From Crosscanonby Gallery

At the church at St John the Evangelist at Crosscanonby, Cumbria, there is a fine public gallery. Once, most parish churches had these, so more could be squeezed in to hear the preaching of God’s word. In the nineteenth century, most were removed as the clergy sought to make the parish churches more Roman Catholic, with an emphasis on admiring an altar rather than concentrating on a sermon. Those with galleries offer the visitor and distracted worshipper unique views of the goings-on below. The first thing I noticed was the font, and a very fine example it is, too. Another post will deal with this, but see now its location: right next to the door.

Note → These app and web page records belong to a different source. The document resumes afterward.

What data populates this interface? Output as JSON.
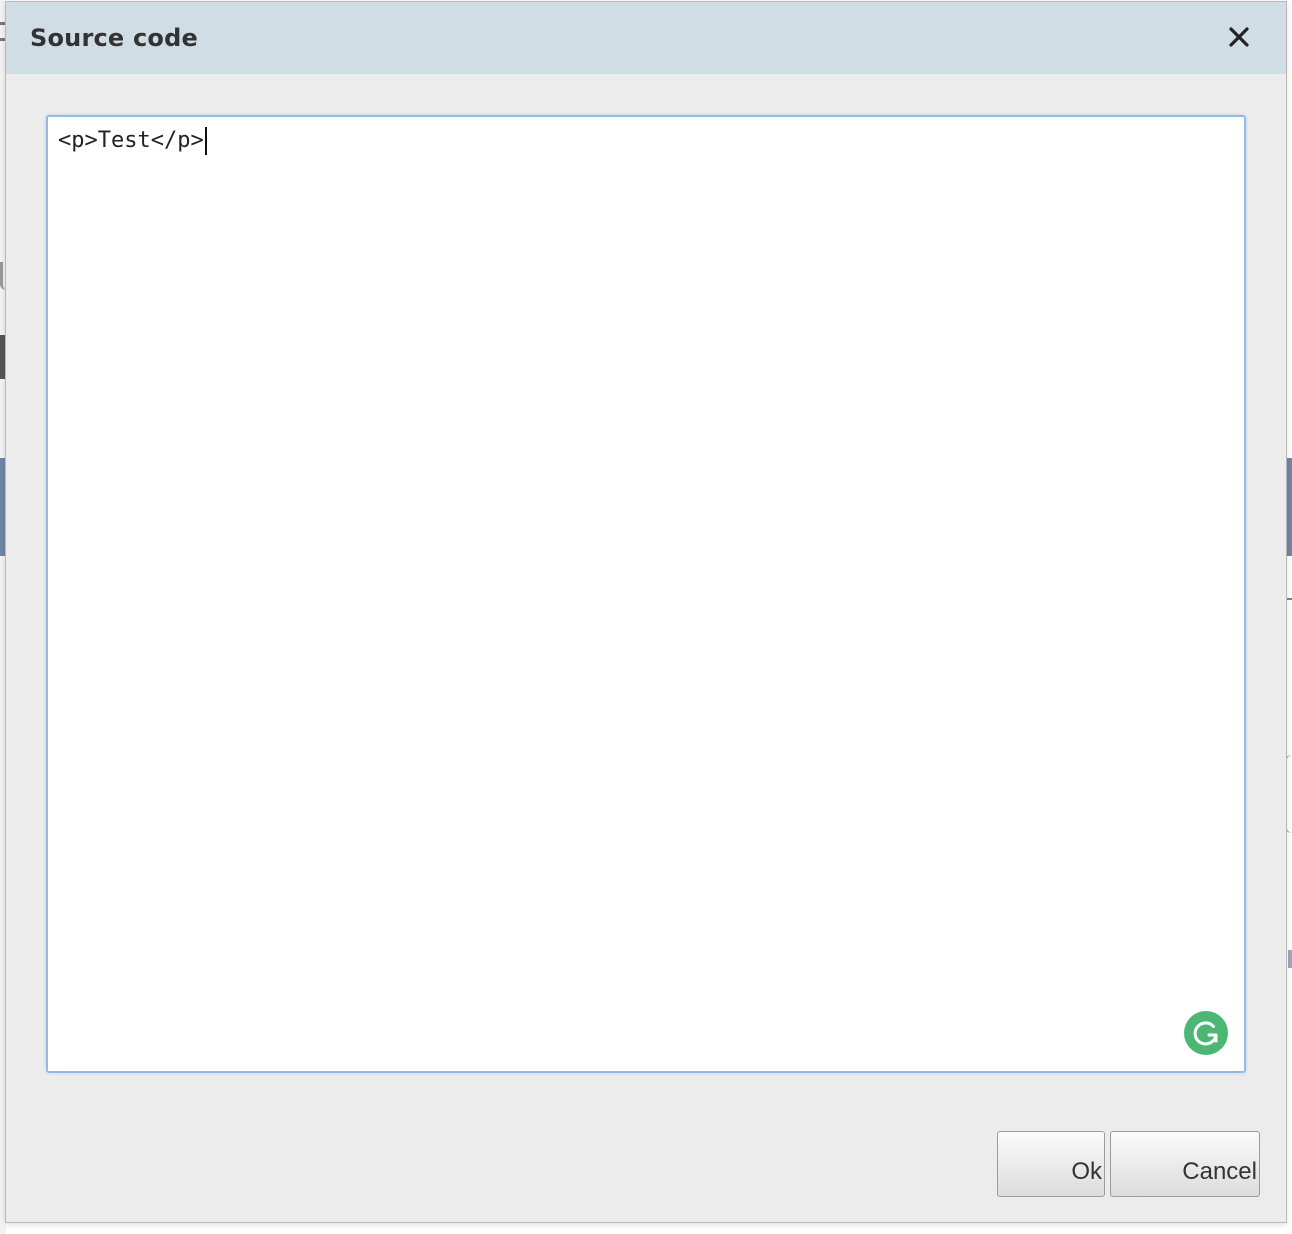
{
  "dialog": {
    "title": "Source code",
    "close_icon": "close-icon"
  },
  "editor": {
    "content": "<p>Test</p>",
    "grammarly_icon": "grammarly-icon",
    "grammarly_color": "#4cb774",
    "focus_border_color": "#8fbbe6"
  },
  "buttons": {
    "ok_label": "Ok",
    "cancel_label": "Cancel"
  },
  "colors": {
    "header_background": "#d0dde4",
    "dialog_background": "#ececec"
  }
}
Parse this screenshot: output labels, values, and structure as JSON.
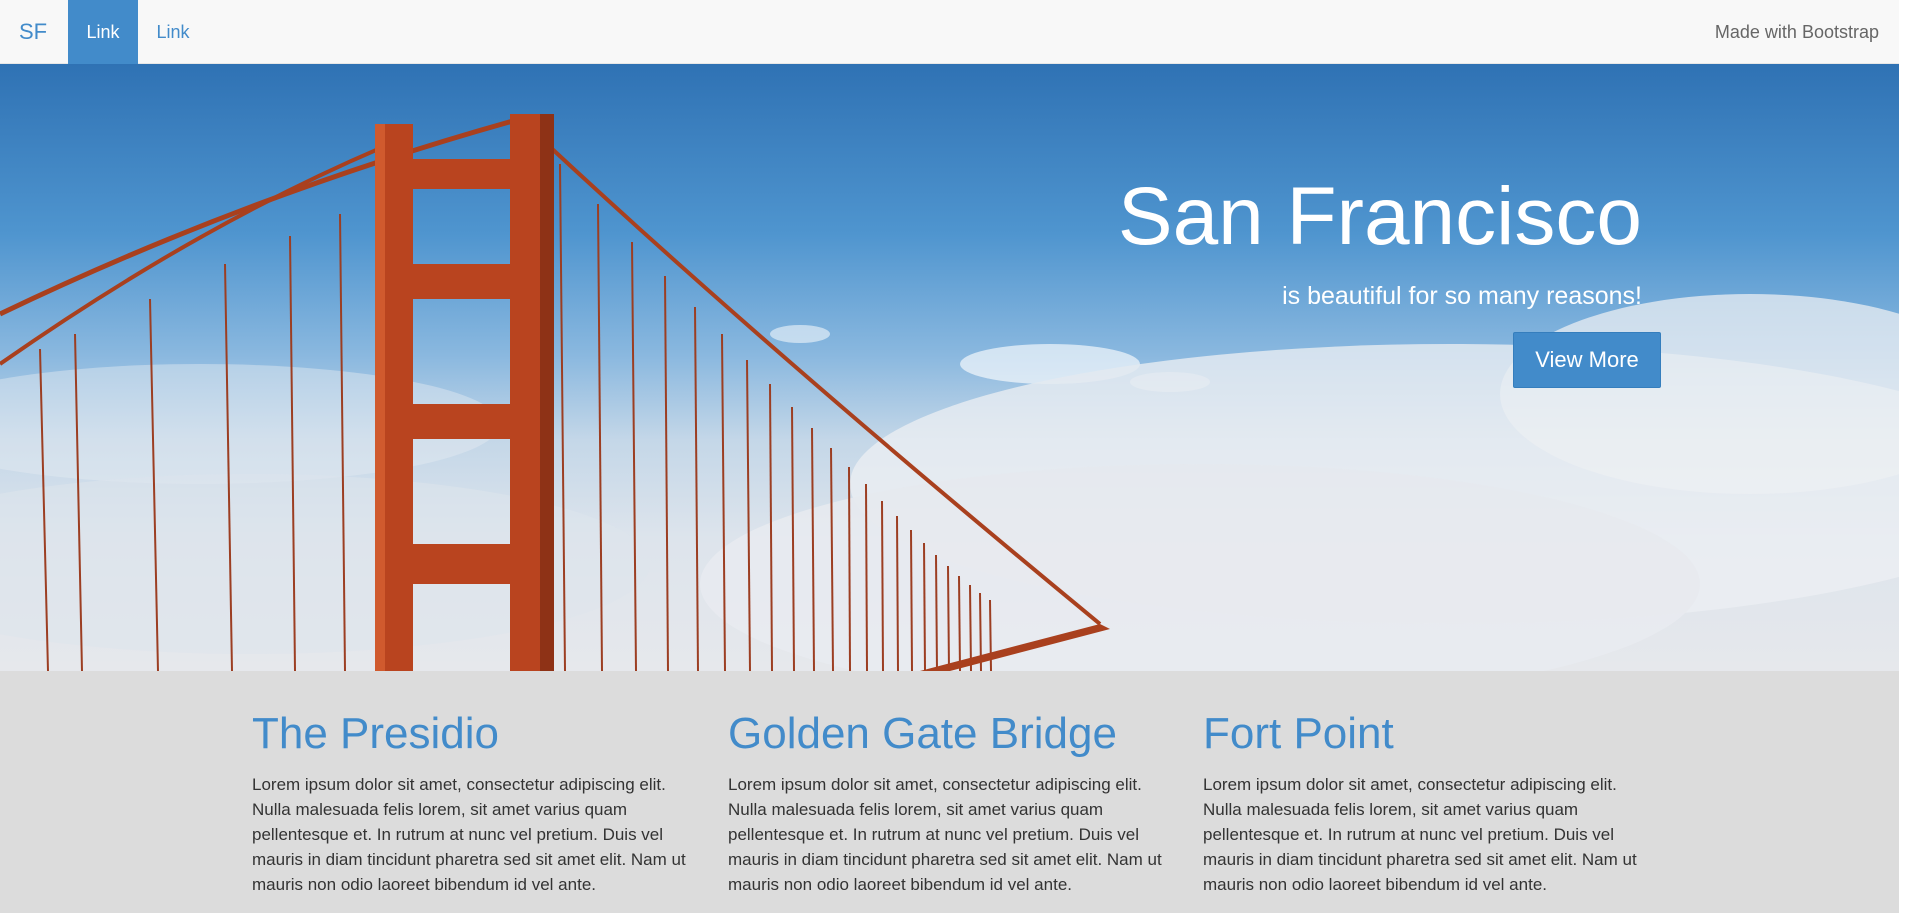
{
  "navbar": {
    "brand": "SF",
    "links": [
      {
        "label": "Link",
        "active": true
      },
      {
        "label": "Link",
        "active": false
      }
    ],
    "right_text": "Made with Bootstrap"
  },
  "hero": {
    "title": "San Francisco",
    "subtitle": "is beautiful for so many reasons!",
    "button_label": "View More"
  },
  "columns": [
    {
      "title": "The Presidio",
      "text": "Lorem ipsum dolor sit amet, consectetur adipiscing elit. Nulla malesuada felis lorem, sit amet varius quam pellentesque et. In rutrum at nunc vel pretium. Duis vel mauris in diam tincidunt pharetra sed sit amet elit. Nam ut mauris non odio laoreet bibendum id vel ante."
    },
    {
      "title": "Golden Gate Bridge",
      "text": "Lorem ipsum dolor sit amet, consectetur adipiscing elit. Nulla malesuada felis lorem, sit amet varius quam pellentesque et. In rutrum at nunc vel pretium. Duis vel mauris in diam tincidunt pharetra sed sit amet elit. Nam ut mauris non odio laoreet bibendum id vel ante."
    },
    {
      "title": "Fort Point",
      "text": "Lorem ipsum dolor sit amet, consectetur adipiscing elit. Nulla malesuada felis lorem, sit amet varius quam pellentesque et. In rutrum at nunc vel pretium. Duis vel mauris in diam tincidunt pharetra sed sit amet elit. Nam ut mauris non odio laoreet bibendum id vel ante."
    }
  ],
  "colors": {
    "primary": "#428bca",
    "navbar_bg": "#f8f8f8",
    "page_bg": "#dcdcdc",
    "bridge": "#b9441f"
  }
}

Now I’m not pedobaptist, dipping infants in order to wash away sin or regenerate them. I would sooner baptise a grown sinner, be they adult or child. If from sin they repent and upon Christ’s name they call, baptise them we shall. Yet there is something rather appealing about standing by the church door holding an infant over a font. Symbolically, it shows them entering the community of faith, appearing by the threshold which, for hundreds of years, their forbears would have passed in. This may be the key difference between the two understandings of baptism. The font shows one joining the church, the other, being joined to Christ. Dipping a child welcomes it to a community of people, dunking a believer shows him dying and being reborn. I favour the immersing believers over sprinkling children because salvation is about coming to Christ not coming to church.

You may associate with a church, you may even attend it, but have you ever been to Jesus Himself?